Talking to Darren about his shared items, he reminded me of the 'Trends' section, which shows what you've read as opposed to marked as read. After about 3,000 entries (over slightly less than a week), it looks like I read pretty much everything that crosses my path. This is most certainly not true. The number is closer to %50, if that. I'd love to know what I see but don't read, much like how in iTunes I can (but don't) know what songs I'm likely not to listen to after hearing the first bit. iTunes keeps track of which songs were skipped, and if there were a way to tell Google Reader "yup, saw it, don't care" then I can get stats on what I'm paying inattention to. Over lunch, Mark noted that Google reader marks as read things that you've passed, and suggested Google Reader could flag as 'seen-but-not-read' any item that you spent less than 2 seconds—or whatever—looking at. That probably won't work for most intense information consumers, nor will it work for me, simply because there are photos and take me about 2 seconds to see and "read" and maybe there's a post with one sentence that contained significant wit and brevity that it took me less than the alloted time to consume.
Joel Sposky deconstructs a blog post written by someone who I can never understand either.

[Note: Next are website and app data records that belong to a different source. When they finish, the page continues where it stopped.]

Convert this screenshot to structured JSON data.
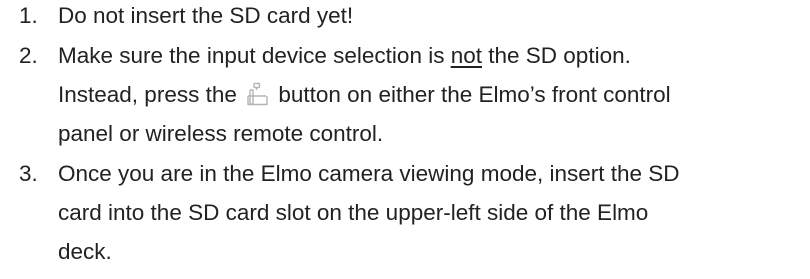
{
  "steps": [
    {
      "number": "1.",
      "lines": [
        "Do not insert the SD card yet!"
      ]
    },
    {
      "number": "2.",
      "line1_before": "Make sure the input device selection is ",
      "line1_emphasis": "not",
      "line1_after": " the SD option.",
      "line2_before": "Instead, press the ",
      "line2_after": " button on either the Elmo’s front control",
      "line3": "panel or wireless remote control."
    },
    {
      "number": "3.",
      "lines": [
        "Once you are in the Elmo camera viewing mode, insert the SD",
        "card into the SD card slot on the upper-left side of the Elmo",
        "deck."
      ]
    }
  ],
  "icons": {
    "camera_button": "document-camera-icon"
  }
}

there's a problem in the workplace when the interruptions intrude on tasks that require real concentration or quiet reflection. And there's an even bigger problem when our bubble of connectedness stretches to ensnare us no matter where we are. A live BlackBerry or even a switched-on mobile phone is an admission that your commitment to your current activity is as fickle as Renée Zellweger's wedding vows. Your world turns into a never-ending cocktail party where you're always looking over your virtual shoulder for a better conversation partner. The anxiety is contagious: anyone who winds up talking to a person infected with CPA [continuous partial attention] feels like he or she is accepting an Oscar, and at any moment the music might stop the speech.
I think that “attention is infinite” statement needs a little more unpacking. I do think it is infinite in the sense that it is within everyone’s grasp, in principle, to pay attention to as many topics and areas of life as do exist. This is an extension, for me, from the Buddhist idea that everyone has the capacity to reflect on their actions, to make their lives meaningful in ways that are ethical, and to make changes in themselves that enable them to choose a life that they have reason to value. So “attention is infinite” is actually a very humanist statement, in that I think the patterns of human behaviour, whether this be in relation to the greater environment, equals, superiors, subordinates, can all be subjected to mindfulness, contemplation, and aligned with longer-term commitments to sustainability and happiness.

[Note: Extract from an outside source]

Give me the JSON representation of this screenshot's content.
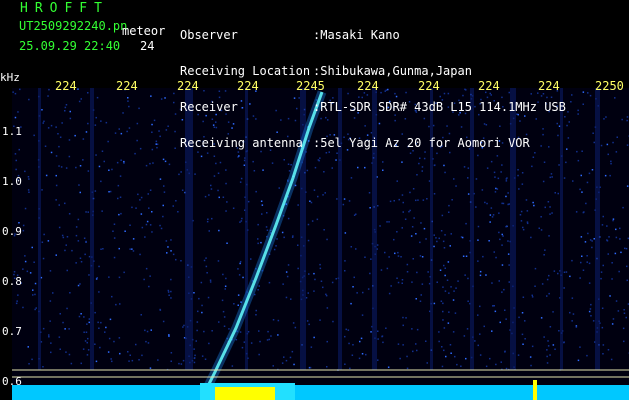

To his list of exercises for paying attention, I would add "look at things as if you had a camera in front of your face".